The Thing on the Doorstep and Other Weird Stories – Penguin – 2001
Dreams in the Witch House and Other Weird Stories – Penguin – 2005
These are the only Lovecraft books that I own. I’m interested in buying more, but I don’t want to spend a bunch of money on a book if it only contains one story that isn’t included in these. I would love to hear from anyone who could recommend other collections that are worth buying for somebody who already has the penguin editions.

I’m not going to waste much time talking about how great the stories are. There’s not much I can say that hasn’t been said a million times before. These collections are nice though. I liked Joshi’s introductions and notes.
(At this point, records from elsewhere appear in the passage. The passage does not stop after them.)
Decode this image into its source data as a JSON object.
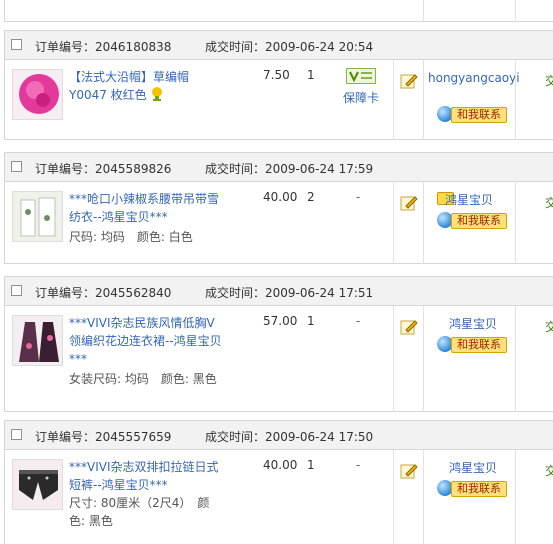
{
  "labels": {
    "order_no": "订单编号：",
    "deal_time": "成交时间：",
    "contact": "和我联系",
    "protect_card": "保障卡",
    "status_partial": "交"
  },
  "orders": [
    {
      "order_no": "2046180838",
      "deal_time": "2009-06-24 20:54",
      "title": "【法式大沿帽】草编帽Y0047 枚红色",
      "attrs": "",
      "price": "7.50",
      "qty": "1",
      "seller": "hongyangcaoyi",
      "has_protect_card": true,
      "thumb_color": "#e2399a"
    },
    {
      "order_no": "2045589826",
      "deal_time": "2009-06-24 17:59",
      "title": "***呛口小辣椒系腰带吊带雪纺衣--鸿星宝贝***",
      "attrs": "尺码: 均码　颜色: 白色",
      "price": "40.00",
      "qty": "2",
      "seller": "鸿星宝贝",
      "has_protect_card": false,
      "thumb_color": "#cfd8c8"
    },
    {
      "order_no": "2045562840",
      "deal_time": "2009-06-24 17:51",
      "title": "***VIVI杂志民族风情低胸V领编织花边连衣裙--鸿星宝贝***",
      "attrs": "女装尺码: 均码　颜色: 黑色",
      "price": "57.00",
      "qty": "1",
      "seller": "鸿星宝贝",
      "has_protect_card": false,
      "thumb_color": "#5a2f4a"
    },
    {
      "order_no": "2045557659",
      "deal_time": "2009-06-24 17:50",
      "title": "***VIVI杂志双排扣拉链日式短裤--鸿星宝贝***",
      "attrs": "尺寸: 80厘米（2尺4）　颜色: 黑色",
      "price": "40.00",
      "qty": "1",
      "seller": "鸿星宝贝",
      "has_protect_card": false,
      "thumb_color": "#2a2a2a"
    }
  ],
  "colors": {
    "link": "#3567b5",
    "header_bg": "#f2f2f2",
    "border": "#d6d6d6",
    "contact_btn": "#ffe07a"
  }
}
Dreams in the Witch House and Other Weird Stories is definitely the weakest of the three, but I still really enjoyed it. That one contains more fantasy stories than the other two, and while the fantasy stories were pretty great, I definitely prefer the darker stuff.
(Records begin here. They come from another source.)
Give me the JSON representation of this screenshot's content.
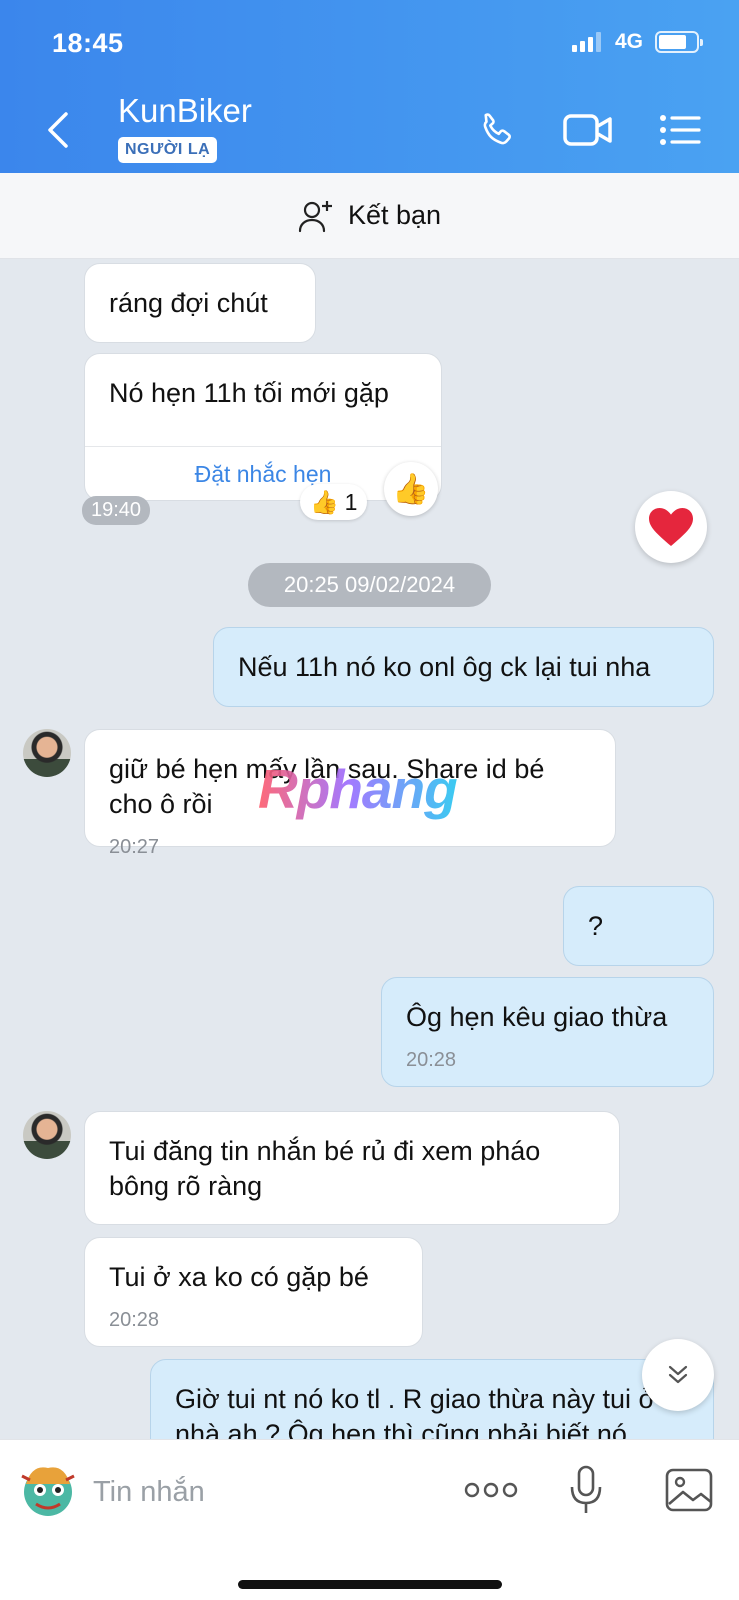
{
  "status_bar": {
    "time": "18:45",
    "network": "4G"
  },
  "header": {
    "contact_name": "KunBiker",
    "badge": "NGƯỜI LẠ"
  },
  "friend_bar": {
    "label": "Kết bạn"
  },
  "messages": [
    {
      "direction": "in",
      "text": "ráng đợi chút"
    },
    {
      "direction": "in",
      "text": "Nó hẹn 11h tối mới gặp",
      "action": "Đặt nhắc hẹn",
      "time": "19:40",
      "reaction": "👍",
      "reaction_count": "1"
    },
    {
      "divider": "20:25 09/02/2024"
    },
    {
      "direction": "out",
      "text": "Nếu 11h nó ko onl ôg ck lại tui nha"
    },
    {
      "direction": "in",
      "text": "giữ bé hẹn mấy lần sau. Share id bé cho ô rồi",
      "time": "20:27"
    },
    {
      "direction": "out",
      "text": "?"
    },
    {
      "direction": "out",
      "text": "Ôg hẹn kêu giao thừa",
      "time": "20:28"
    },
    {
      "direction": "in",
      "text": "Tui đăng tin nhắn bé rủ đi xem pháo bông rõ ràng"
    },
    {
      "direction": "in",
      "text": "Tui ở xa ko có gặp bé",
      "time": "20:28"
    },
    {
      "direction": "out",
      "text": "Giờ tui nt nó ko tl . R giao thừa này tui ở nhà ah ? Ôg hẹn thì cũng phải biết nó"
    }
  ],
  "watermark": "Rphang",
  "input": {
    "placeholder": "Tin nhắn"
  },
  "colors": {
    "header_start": "#3b86ec",
    "header_end": "#4aa2f2",
    "outgoing_bubble": "#d6ecfb",
    "link": "#3b86e5",
    "chat_bg": "#e3e8ee"
  },
  "icons": [
    "back-icon",
    "phone-icon",
    "video-call-icon",
    "menu-list-icon",
    "add-friend-icon",
    "thumbs-up-icon",
    "heart-icon",
    "chevron-double-down-icon",
    "dragon-sticker-icon",
    "more-dots-icon",
    "microphone-icon",
    "image-icon"
  ]
}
Lovecraft is one of my favourite writers. I remember going to a LAN party when I was 16 years old, and one of the guys there shared a folder of .txt files that were stories by ‘a cool horror writer who influenced Metallica and Quake’. No further persuasion was necessary.
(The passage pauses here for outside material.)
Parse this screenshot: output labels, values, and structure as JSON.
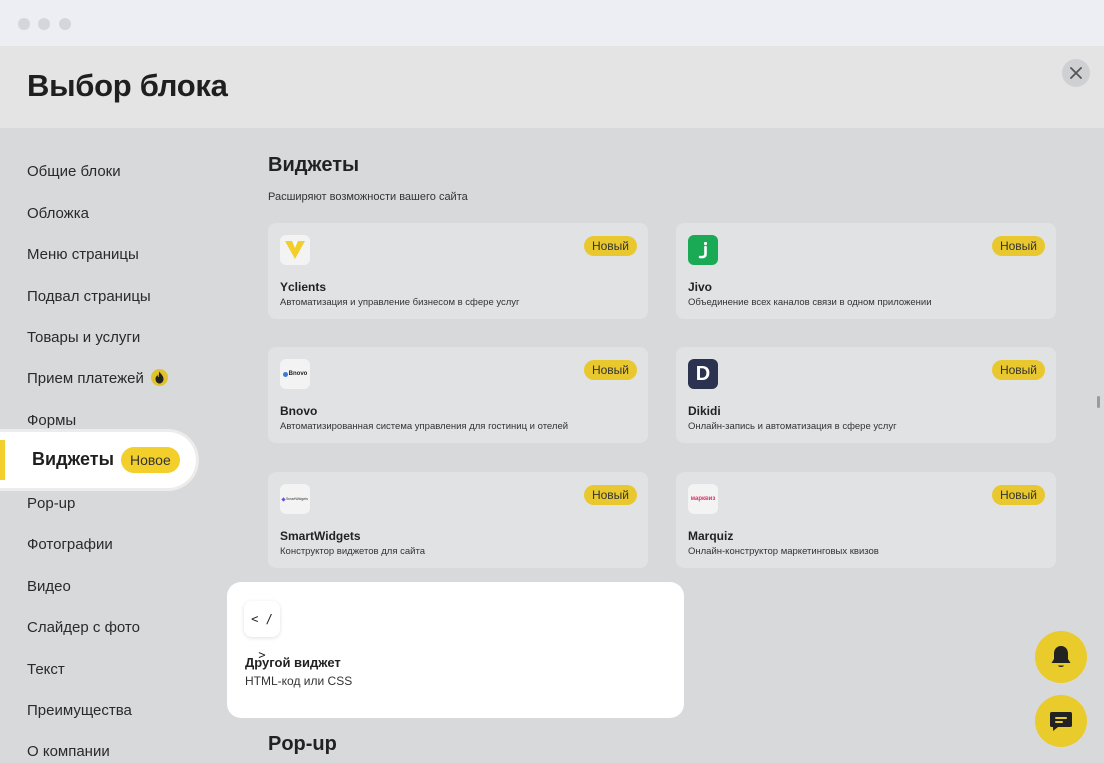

Apart from his wordiness (which I completely adore), the main complaint that people seem to have about Lovecraft is that he was a nasty racist. Well, I don’t want to to defend him; the fact that he lived in a different time and place doesn’t justify his shitty opinions. However, I don’t feel the need to disregard his entire body of work because it contains a few parts that I don’t agree with. In honesty, I thought some of the racist parts were pretty funny. To clarify: I don’t think racism is funny; I think Howard’s delusions of grandeur are funny. (He wasn’t exactly a fine specimen of humanity himself.) Anyways, I don’t really care if an author of fiction is an asshole in real life; I read lots of books by people who I would absolutely hate if I were to meet them. Lewis Carroll was a paedo, Dennis Wheatley was a loyalist, Montague Summers was a boy-toucher, and I certainly don’t read the Marquis De Sade because he was a nice bloke. It helps that these lads are all dead though. I wouldn’t buy something if I knew that my money would go to a shitty racist.

It’s a shame that I spent so much time discussing what it is only a minor point in Lovecraft’s writing. The positive aspects of his work more than make up for some of his unpleasant ideas. The atmospheres that he creates within these tales are unique and genuinely exhilarating. If you haven’t read Lovecraft before, I would recommend any of these three collections as an introduction. The worst of these stories are pretty good, and the best of them are the best stories that I have read. 9.5/10